What is expected: Every record must be restated exactly as written.

Dataset rows for apps and sites
----------------------------------------

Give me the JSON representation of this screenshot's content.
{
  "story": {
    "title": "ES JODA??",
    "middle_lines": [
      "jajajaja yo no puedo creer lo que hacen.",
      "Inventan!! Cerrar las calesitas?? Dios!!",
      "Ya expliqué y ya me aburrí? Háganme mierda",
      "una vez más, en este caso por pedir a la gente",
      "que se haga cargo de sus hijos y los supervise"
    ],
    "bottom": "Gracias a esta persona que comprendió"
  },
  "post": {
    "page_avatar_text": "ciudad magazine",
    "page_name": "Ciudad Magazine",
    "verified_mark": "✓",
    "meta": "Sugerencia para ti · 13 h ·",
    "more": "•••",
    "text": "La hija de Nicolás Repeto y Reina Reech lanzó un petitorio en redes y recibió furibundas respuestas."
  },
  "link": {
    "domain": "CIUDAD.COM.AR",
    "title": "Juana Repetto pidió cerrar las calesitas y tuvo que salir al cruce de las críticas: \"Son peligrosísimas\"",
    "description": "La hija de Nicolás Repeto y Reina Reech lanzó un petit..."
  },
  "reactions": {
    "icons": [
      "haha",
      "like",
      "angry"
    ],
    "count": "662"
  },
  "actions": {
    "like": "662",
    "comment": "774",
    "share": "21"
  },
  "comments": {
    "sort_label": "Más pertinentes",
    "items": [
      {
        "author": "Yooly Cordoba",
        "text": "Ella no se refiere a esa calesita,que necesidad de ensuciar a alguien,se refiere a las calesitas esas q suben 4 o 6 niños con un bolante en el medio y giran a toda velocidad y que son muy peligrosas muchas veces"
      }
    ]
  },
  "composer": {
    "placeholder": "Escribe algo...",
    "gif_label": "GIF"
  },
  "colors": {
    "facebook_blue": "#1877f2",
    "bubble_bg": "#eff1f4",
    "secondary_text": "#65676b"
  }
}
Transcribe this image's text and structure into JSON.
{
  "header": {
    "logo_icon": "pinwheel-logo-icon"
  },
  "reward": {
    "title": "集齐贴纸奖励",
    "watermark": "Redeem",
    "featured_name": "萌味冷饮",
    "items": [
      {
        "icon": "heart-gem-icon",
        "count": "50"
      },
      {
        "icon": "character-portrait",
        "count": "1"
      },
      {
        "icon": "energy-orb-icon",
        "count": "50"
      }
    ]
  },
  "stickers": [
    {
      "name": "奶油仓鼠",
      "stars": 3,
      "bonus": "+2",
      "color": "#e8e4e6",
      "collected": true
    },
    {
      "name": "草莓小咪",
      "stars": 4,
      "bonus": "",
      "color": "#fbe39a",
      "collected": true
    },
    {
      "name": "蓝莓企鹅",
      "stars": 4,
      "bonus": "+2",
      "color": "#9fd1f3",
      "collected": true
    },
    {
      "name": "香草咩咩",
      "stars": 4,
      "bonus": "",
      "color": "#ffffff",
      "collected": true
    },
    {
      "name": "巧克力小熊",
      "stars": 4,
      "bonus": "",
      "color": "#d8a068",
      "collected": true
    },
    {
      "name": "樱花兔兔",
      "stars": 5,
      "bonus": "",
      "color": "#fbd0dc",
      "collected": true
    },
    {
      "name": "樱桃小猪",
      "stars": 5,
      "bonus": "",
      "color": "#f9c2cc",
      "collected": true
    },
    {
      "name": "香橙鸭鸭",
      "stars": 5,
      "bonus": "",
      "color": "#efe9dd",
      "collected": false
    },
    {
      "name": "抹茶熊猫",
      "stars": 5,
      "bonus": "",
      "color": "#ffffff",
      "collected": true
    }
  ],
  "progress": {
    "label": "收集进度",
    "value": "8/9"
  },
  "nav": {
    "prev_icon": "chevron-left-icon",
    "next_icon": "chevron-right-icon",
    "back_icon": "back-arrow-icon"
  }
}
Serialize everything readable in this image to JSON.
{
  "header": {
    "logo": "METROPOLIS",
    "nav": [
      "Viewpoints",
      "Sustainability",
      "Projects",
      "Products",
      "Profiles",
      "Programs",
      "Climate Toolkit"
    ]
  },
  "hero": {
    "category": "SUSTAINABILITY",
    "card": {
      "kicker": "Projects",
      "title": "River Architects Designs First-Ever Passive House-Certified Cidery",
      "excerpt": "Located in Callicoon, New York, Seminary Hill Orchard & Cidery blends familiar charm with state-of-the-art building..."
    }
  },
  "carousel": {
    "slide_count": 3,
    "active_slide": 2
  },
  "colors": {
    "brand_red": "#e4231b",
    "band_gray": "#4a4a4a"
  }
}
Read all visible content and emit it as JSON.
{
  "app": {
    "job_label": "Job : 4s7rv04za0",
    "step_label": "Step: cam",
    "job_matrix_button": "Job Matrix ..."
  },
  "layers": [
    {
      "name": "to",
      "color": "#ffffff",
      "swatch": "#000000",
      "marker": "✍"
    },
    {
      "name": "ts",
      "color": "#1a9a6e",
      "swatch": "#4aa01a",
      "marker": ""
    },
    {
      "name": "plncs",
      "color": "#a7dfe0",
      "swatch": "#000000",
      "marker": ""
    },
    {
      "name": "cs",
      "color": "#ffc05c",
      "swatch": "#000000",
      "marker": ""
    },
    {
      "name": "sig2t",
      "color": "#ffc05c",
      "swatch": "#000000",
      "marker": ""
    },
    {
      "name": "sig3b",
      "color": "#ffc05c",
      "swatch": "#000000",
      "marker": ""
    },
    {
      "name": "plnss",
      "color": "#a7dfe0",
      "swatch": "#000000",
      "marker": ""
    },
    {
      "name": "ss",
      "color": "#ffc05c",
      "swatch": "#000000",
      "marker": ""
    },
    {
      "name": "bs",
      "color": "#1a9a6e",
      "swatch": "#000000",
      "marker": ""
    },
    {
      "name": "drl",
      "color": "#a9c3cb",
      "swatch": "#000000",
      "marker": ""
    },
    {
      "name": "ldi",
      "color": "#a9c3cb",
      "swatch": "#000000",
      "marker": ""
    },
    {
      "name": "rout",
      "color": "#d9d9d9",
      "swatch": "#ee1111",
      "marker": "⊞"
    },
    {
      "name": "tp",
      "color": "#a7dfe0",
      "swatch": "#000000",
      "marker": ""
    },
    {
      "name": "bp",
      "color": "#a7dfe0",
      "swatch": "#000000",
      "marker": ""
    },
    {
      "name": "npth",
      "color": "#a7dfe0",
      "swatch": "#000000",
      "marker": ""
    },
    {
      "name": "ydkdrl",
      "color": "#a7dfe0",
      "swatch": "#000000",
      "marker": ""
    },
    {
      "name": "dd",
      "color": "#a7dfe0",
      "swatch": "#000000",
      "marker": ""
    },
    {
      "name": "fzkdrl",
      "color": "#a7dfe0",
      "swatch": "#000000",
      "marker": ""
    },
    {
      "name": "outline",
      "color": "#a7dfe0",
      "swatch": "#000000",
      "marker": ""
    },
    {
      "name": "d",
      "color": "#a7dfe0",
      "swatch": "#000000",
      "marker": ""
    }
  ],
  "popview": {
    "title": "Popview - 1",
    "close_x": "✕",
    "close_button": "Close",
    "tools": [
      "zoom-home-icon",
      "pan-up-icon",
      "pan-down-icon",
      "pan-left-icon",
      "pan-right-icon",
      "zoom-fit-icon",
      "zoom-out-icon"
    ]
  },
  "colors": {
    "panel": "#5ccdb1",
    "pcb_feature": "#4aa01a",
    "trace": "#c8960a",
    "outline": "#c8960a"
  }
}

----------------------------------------

Written reply:
Give me the JSON representation of this screenshot's content.
{
  "story": {
    "title": "ES JODA??",
    "middle_lines": [
      "jajajaja yo no puedo creer lo que hacen.",
      "Inventan!! Cerrar las calesitas?? Dios!!",
      "Ya expliqué y ya me aburrí? Háganme mierda",
      "una vez más, en este caso por pedir a la gente",
      "que se haga cargo de sus hijos y los supervise"
    ],
    "bottom": "Gracias a esta persona que comprendió"
  },
  "post": {
    "page_avatar_text": "ciudad magazine",
    "page_name": "Ciudad Magazine",
    "verified_mark": "✓",
    "meta": "Sugerencia para ti · 13 h ·",
    "more": "•••",
    "text": "La hija de Nicolás Repeto y Reina Reech lanzó un petitorio en redes y recibió furibundas respuestas."
  },
  "link": {
    "domain": "CIUDAD.COM.AR",
    "title": "Juana Repetto pidió cerrar las calesitas y tuvo que salir al cruce de las críticas: \"Son peligrosísimas\"",
    "description": "La hija de Nicolás Repeto y Reina Reech lanzó un petit..."
  },
  "reactions": {
    "icons": [
      "haha",
      "like",
      "angry"
    ],
    "count": "662"
  },
  "actions": {
    "like": "662",
    "comment": "774",
    "share": "21"
  },
  "comments": {
    "sort_label": "Más pertinentes",
    "items": [
      {
        "author": "Yooly Cordoba",
        "text": "Ella no se refiere a esa calesita,que necesidad de ensuciar a alguien,se refiere a las calesitas esas q suben 4 o 6 niños con un bolante en el medio y giran a toda velocidad y que son muy peligrosas muchas veces"
      }
    ]
  },
  "composer": {
    "placeholder": "Escribe algo...",
    "gif_label": "GIF"
  },
  "colors": {
    "facebook_blue": "#1877f2",
    "bubble_bg": "#eff1f4",
    "secondary_text": "#65676b"
  }
}
Transcribe this image's text and structure into JSON.
{
  "header": {
    "logo_icon": "pinwheel-logo-icon"
  },
  "reward": {
    "title": "集齐贴纸奖励",
    "watermark": "Redeem",
    "featured_name": "萌味冷饮",
    "items": [
      {
        "icon": "heart-gem-icon",
        "count": "50"
      },
      {
        "icon": "character-portrait",
        "count": "1"
      },
      {
        "icon": "energy-orb-icon",
        "count": "50"
      }
    ]
  },
  "stickers": [
    {
      "name": "奶油仓鼠",
      "stars": 3,
      "bonus": "+2",
      "color": "#e8e4e6",
      "collected": true
    },
    {
      "name": "草莓小咪",
      "stars": 4,
      "bonus": "",
      "color": "#fbe39a",
      "collected": true
    },
    {
      "name": "蓝莓企鹅",
      "stars": 4,
      "bonus": "+2",
      "color": "#9fd1f3",
      "collected": true
    },
    {
      "name": "香草咩咩",
      "stars": 4,
      "bonus": "",
      "color": "#ffffff",
      "collected": true
    },
    {
      "name": "巧克力小熊",
      "stars": 4,
      "bonus": "",
      "color": "#d8a068",
      "collected": true
    },
    {
      "name": "樱花兔兔",
      "stars": 5,
      "bonus": "",
      "color": "#fbd0dc",
      "collected": true
    },
    {
      "name": "樱桃小猪",
      "stars": 5,
      "bonus": "",
      "color": "#f9c2cc",
      "collected": true
    },
    {
      "name": "香橙鸭鸭",
      "stars": 5,
      "bonus": "",
      "color": "#efe9dd",
      "collected": false
    },
    {
      "name": "抹茶熊猫",
      "stars": 5,
      "bonus": "",
      "color": "#ffffff",
      "collected": true
    }
  ],
  "progress": {
    "label": "收集进度",
    "value": "8/9"
  },
  "nav": {
    "prev_icon": "chevron-left-icon",
    "next_icon": "chevron-right-icon",
    "back_icon": "back-arrow-icon"
  }
}
Serialize everything readable in this image to JSON.
{
  "header": {
    "logo": "METROPOLIS",
    "nav": [
      "Viewpoints",
      "Sustainability",
      "Projects",
      "Products",
      "Profiles",
      "Programs",
      "Climate Toolkit"
    ]
  },
  "hero": {
    "category": "SUSTAINABILITY",
    "card": {
      "kicker": "Projects",
      "title": "River Architects Designs First-Ever Passive House-Certified Cidery",
      "excerpt": "Located in Callicoon, New York, Seminary Hill Orchard & Cidery blends familiar charm with state-of-the-art building..."
    }
  },
  "carousel": {
    "slide_count": 3,
    "active_slide": 2
  },
  "colors": {
    "brand_red": "#e4231b",
    "band_gray": "#4a4a4a"
  }
}
Read all visible content and emit it as JSON.
{
  "app": {
    "job_label": "Job : 4s7rv04za0",
    "step_label": "Step: cam",
    "job_matrix_button": "Job Matrix ..."
  },
  "layers": [
    {
      "name": "to",
      "color": "#ffffff",
      "swatch": "#000000",
      "marker": "✍"
    },
    {
      "name": "ts",
      "color": "#1a9a6e",
      "swatch": "#4aa01a",
      "marker": ""
    },
    {
      "name": "plncs",
      "color": "#a7dfe0",
      "swatch": "#000000",
      "marker": ""
    },
    {
      "name": "cs",
      "color": "#ffc05c",
      "swatch": "#000000",
      "marker": ""
    },
    {
      "name": "sig2t",
      "color": "#ffc05c",
      "swatch": "#000000",
      "marker": ""
    },
    {
      "name": "sig3b",
      "color": "#ffc05c",
      "swatch": "#000000",
      "marker": ""
    },
    {
      "name": "plnss",
      "color": "#a7dfe0",
      "swatch": "#000000",
      "marker": ""
    },
    {
      "name": "ss",
      "color": "#ffc05c",
      "swatch": "#000000",
      "marker": ""
    },
    {
      "name": "bs",
      "color": "#1a9a6e",
      "swatch": "#000000",
      "marker": ""
    },
    {
      "name": "drl",
      "color": "#a9c3cb",
      "swatch": "#000000",
      "marker": ""
    },
    {
      "name": "ldi",
      "color": "#a9c3cb",
      "swatch": "#000000",
      "marker": ""
    },
    {
      "name": "rout",
      "color": "#d9d9d9",
      "swatch": "#ee1111",
      "marker": "⊞"
    },
    {
      "name": "tp",
      "color": "#a7dfe0",
      "swatch": "#000000",
      "marker": ""
    },
    {
      "name": "bp",
      "color": "#a7dfe0",
      "swatch": "#000000",
      "marker": ""
    },
    {
      "name": "npth",
      "color": "#a7dfe0",
      "swatch": "#000000",
      "marker": ""
    },
    {
      "name": "ydkdrl",
      "color": "#a7dfe0",
      "swatch": "#000000",
      "marker": ""
    },
    {
      "name": "dd",
      "color": "#a7dfe0",
      "swatch": "#000000",
      "marker": ""
    },
    {
      "name": "fzkdrl",
      "color": "#a7dfe0",
      "swatch": "#000000",
      "marker": ""
    },
    {
      "name": "outline",
      "color": "#a7dfe0",
      "swatch": "#000000",
      "marker": ""
    },
    {
      "name": "d",
      "color": "#a7dfe0",
      "swatch": "#000000",
      "marker": ""
    }
  ],
  "popview": {
    "title": "Popview - 1",
    "close_x": "✕",
    "close_button": "Close",
    "tools": [
      "zoom-home-icon",
      "pan-up-icon",
      "pan-down-icon",
      "pan-left-icon",
      "pan-right-icon",
      "zoom-fit-icon",
      "zoom-out-icon"
    ]
  },
  "colors": {
    "panel": "#5ccdb1",
    "pcb_feature": "#4aa01a",
    "trace": "#c8960a",
    "outline": "#c8960a"
  }
}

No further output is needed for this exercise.